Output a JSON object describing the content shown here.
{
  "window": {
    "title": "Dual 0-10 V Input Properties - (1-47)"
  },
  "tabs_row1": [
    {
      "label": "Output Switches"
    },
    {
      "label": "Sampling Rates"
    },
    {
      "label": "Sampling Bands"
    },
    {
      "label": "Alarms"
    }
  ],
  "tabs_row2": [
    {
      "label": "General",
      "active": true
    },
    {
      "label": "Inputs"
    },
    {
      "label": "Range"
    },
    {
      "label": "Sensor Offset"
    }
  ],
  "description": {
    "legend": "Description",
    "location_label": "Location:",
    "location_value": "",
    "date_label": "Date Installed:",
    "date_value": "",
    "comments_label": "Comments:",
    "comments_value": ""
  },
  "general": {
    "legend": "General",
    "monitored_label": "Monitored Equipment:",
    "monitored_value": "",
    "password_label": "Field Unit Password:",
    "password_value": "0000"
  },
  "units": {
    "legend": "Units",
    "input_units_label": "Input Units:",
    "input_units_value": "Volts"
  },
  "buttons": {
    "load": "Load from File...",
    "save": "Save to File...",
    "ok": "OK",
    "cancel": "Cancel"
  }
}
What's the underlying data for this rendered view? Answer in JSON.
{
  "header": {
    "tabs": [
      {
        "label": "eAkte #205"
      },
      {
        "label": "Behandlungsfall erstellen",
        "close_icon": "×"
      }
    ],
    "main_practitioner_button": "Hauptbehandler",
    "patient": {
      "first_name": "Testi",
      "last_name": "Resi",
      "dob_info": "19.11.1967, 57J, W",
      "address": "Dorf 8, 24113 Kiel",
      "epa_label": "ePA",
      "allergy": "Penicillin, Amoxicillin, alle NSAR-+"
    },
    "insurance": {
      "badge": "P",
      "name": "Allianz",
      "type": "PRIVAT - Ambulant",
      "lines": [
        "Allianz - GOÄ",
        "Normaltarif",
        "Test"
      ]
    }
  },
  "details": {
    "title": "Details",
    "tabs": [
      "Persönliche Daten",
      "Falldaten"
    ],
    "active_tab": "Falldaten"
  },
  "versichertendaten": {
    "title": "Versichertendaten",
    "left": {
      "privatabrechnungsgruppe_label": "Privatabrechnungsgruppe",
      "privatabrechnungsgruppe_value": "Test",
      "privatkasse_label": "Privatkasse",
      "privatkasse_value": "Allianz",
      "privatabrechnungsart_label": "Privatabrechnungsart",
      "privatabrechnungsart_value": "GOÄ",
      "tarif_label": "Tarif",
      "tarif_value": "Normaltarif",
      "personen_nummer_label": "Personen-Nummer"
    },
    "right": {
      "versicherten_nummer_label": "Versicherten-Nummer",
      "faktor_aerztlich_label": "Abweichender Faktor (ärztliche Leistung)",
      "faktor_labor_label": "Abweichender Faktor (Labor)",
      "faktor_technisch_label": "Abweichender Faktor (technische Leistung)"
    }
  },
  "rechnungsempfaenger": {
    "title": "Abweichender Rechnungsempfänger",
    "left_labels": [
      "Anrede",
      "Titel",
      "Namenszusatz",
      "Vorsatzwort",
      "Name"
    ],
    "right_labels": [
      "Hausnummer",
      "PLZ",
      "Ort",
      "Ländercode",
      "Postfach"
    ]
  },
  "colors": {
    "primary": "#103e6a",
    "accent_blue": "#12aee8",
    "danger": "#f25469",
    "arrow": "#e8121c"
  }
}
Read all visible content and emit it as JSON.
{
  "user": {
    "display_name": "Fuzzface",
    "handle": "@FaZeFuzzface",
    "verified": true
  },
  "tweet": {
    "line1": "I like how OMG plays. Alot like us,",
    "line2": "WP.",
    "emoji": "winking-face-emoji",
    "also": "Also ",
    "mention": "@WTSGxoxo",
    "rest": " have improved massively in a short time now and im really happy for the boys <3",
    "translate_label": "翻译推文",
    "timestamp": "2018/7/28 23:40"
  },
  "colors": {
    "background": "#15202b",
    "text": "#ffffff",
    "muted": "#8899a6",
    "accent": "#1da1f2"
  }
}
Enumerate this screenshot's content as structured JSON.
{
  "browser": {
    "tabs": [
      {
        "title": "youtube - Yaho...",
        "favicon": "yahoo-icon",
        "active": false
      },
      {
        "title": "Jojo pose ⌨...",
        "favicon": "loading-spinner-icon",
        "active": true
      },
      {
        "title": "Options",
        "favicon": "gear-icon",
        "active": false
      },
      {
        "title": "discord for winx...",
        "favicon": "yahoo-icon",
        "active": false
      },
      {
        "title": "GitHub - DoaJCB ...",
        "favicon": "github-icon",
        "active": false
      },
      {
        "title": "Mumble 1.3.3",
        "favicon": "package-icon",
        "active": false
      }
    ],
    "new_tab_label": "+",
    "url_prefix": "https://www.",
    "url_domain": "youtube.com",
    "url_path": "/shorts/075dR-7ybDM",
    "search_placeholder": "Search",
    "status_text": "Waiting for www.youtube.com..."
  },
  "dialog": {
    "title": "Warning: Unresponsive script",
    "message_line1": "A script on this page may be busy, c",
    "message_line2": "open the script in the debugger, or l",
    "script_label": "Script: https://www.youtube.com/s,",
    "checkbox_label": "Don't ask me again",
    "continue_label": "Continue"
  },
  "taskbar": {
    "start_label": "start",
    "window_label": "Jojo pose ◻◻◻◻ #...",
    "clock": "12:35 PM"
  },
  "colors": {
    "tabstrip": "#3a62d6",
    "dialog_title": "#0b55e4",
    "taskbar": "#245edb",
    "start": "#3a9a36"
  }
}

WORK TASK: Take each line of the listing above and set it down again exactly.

SOLUTION FOR THIS TASK:
Output a JSON object describing the content shown here.
{
  "window": {
    "title": "Dual 0-10 V Input Properties - (1-47)"
  },
  "tabs_row1": [
    {
      "label": "Output Switches"
    },
    {
      "label": "Sampling Rates"
    },
    {
      "label": "Sampling Bands"
    },
    {
      "label": "Alarms"
    }
  ],
  "tabs_row2": [
    {
      "label": "General",
      "active": true
    },
    {
      "label": "Inputs"
    },
    {
      "label": "Range"
    },
    {
      "label": "Sensor Offset"
    }
  ],
  "description": {
    "legend": "Description",
    "location_label": "Location:",
    "location_value": "",
    "date_label": "Date Installed:",
    "date_value": "",
    "comments_label": "Comments:",
    "comments_value": ""
  },
  "general": {
    "legend": "General",
    "monitored_label": "Monitored Equipment:",
    "monitored_value": "",
    "password_label": "Field Unit Password:",
    "password_value": "0000"
  },
  "units": {
    "legend": "Units",
    "input_units_label": "Input Units:",
    "input_units_value": "Volts"
  },
  "buttons": {
    "load": "Load from File...",
    "save": "Save to File...",
    "ok": "OK",
    "cancel": "Cancel"
  }
}
What's the underlying data for this rendered view? Answer in JSON.
{
  "header": {
    "tabs": [
      {
        "label": "eAkte #205"
      },
      {
        "label": "Behandlungsfall erstellen",
        "close_icon": "×"
      }
    ],
    "main_practitioner_button": "Hauptbehandler",
    "patient": {
      "first_name": "Testi",
      "last_name": "Resi",
      "dob_info": "19.11.1967, 57J, W",
      "address": "Dorf 8, 24113 Kiel",
      "epa_label": "ePA",
      "allergy": "Penicillin, Amoxicillin, alle NSAR-+"
    },
    "insurance": {
      "badge": "P",
      "name": "Allianz",
      "type": "PRIVAT - Ambulant",
      "lines": [
        "Allianz - GOÄ",
        "Normaltarif",
        "Test"
      ]
    }
  },
  "details": {
    "title": "Details",
    "tabs": [
      "Persönliche Daten",
      "Falldaten"
    ],
    "active_tab": "Falldaten"
  },
  "versichertendaten": {
    "title": "Versichertendaten",
    "left": {
      "privatabrechnungsgruppe_label": "Privatabrechnungsgruppe",
      "privatabrechnungsgruppe_value": "Test",
      "privatkasse_label": "Privatkasse",
      "privatkasse_value": "Allianz",
      "privatabrechnungsart_label": "Privatabrechnungsart",
      "privatabrechnungsart_value": "GOÄ",
      "tarif_label": "Tarif",
      "tarif_value": "Normaltarif",
      "personen_nummer_label": "Personen-Nummer"
    },
    "right": {
      "versicherten_nummer_label": "Versicherten-Nummer",
      "faktor_aerztlich_label": "Abweichender Faktor (ärztliche Leistung)",
      "faktor_labor_label": "Abweichender Faktor (Labor)",
      "faktor_technisch_label": "Abweichender Faktor (technische Leistung)"
    }
  },
  "rechnungsempfaenger": {
    "title": "Abweichender Rechnungsempfänger",
    "left_labels": [
      "Anrede",
      "Titel",
      "Namenszusatz",
      "Vorsatzwort",
      "Name"
    ],
    "right_labels": [
      "Hausnummer",
      "PLZ",
      "Ort",
      "Ländercode",
      "Postfach"
    ]
  },
  "colors": {
    "primary": "#103e6a",
    "accent_blue": "#12aee8",
    "danger": "#f25469",
    "arrow": "#e8121c"
  }
}
Read all visible content and emit it as JSON.
{
  "user": {
    "display_name": "Fuzzface",
    "handle": "@FaZeFuzzface",
    "verified": true
  },
  "tweet": {
    "line1": "I like how OMG plays. Alot like us,",
    "line2": "WP.",
    "emoji": "winking-face-emoji",
    "also": "Also ",
    "mention": "@WTSGxoxo",
    "rest": " have improved massively in a short time now and im really happy for the boys <3",
    "translate_label": "翻译推文",
    "timestamp": "2018/7/28 23:40"
  },
  "colors": {
    "background": "#15202b",
    "text": "#ffffff",
    "muted": "#8899a6",
    "accent": "#1da1f2"
  }
}
Enumerate this screenshot's content as structured JSON.
{
  "browser": {
    "tabs": [
      {
        "title": "youtube - Yaho...",
        "favicon": "yahoo-icon",
        "active": false
      },
      {
        "title": "Jojo pose ⌨...",
        "favicon": "loading-spinner-icon",
        "active": true
      },
      {
        "title": "Options",
        "favicon": "gear-icon",
        "active": false
      },
      {
        "title": "discord for winx...",
        "favicon": "yahoo-icon",
        "active": false
      },
      {
        "title": "GitHub - DoaJCB ...",
        "favicon": "github-icon",
        "active": false
      },
      {
        "title": "Mumble 1.3.3",
        "favicon": "package-icon",
        "active": false
      }
    ],
    "new_tab_label": "+",
    "url_prefix": "https://www.",
    "url_domain": "youtube.com",
    "url_path": "/shorts/075dR-7ybDM",
    "search_placeholder": "Search",
    "status_text": "Waiting for www.youtube.com..."
  },
  "dialog": {
    "title": "Warning: Unresponsive script",
    "message_line1": "A script on this page may be busy, c",
    "message_line2": "open the script in the debugger, or l",
    "script_label": "Script: https://www.youtube.com/s,",
    "checkbox_label": "Don't ask me again",
    "continue_label": "Continue"
  },
  "taskbar": {
    "start_label": "start",
    "window_label": "Jojo pose ◻◻◻◻ #...",
    "clock": "12:35 PM"
  },
  "colors": {
    "tabstrip": "#3a62d6",
    "dialog_title": "#0b55e4",
    "taskbar": "#245edb",
    "start": "#3a9a36"
  }
}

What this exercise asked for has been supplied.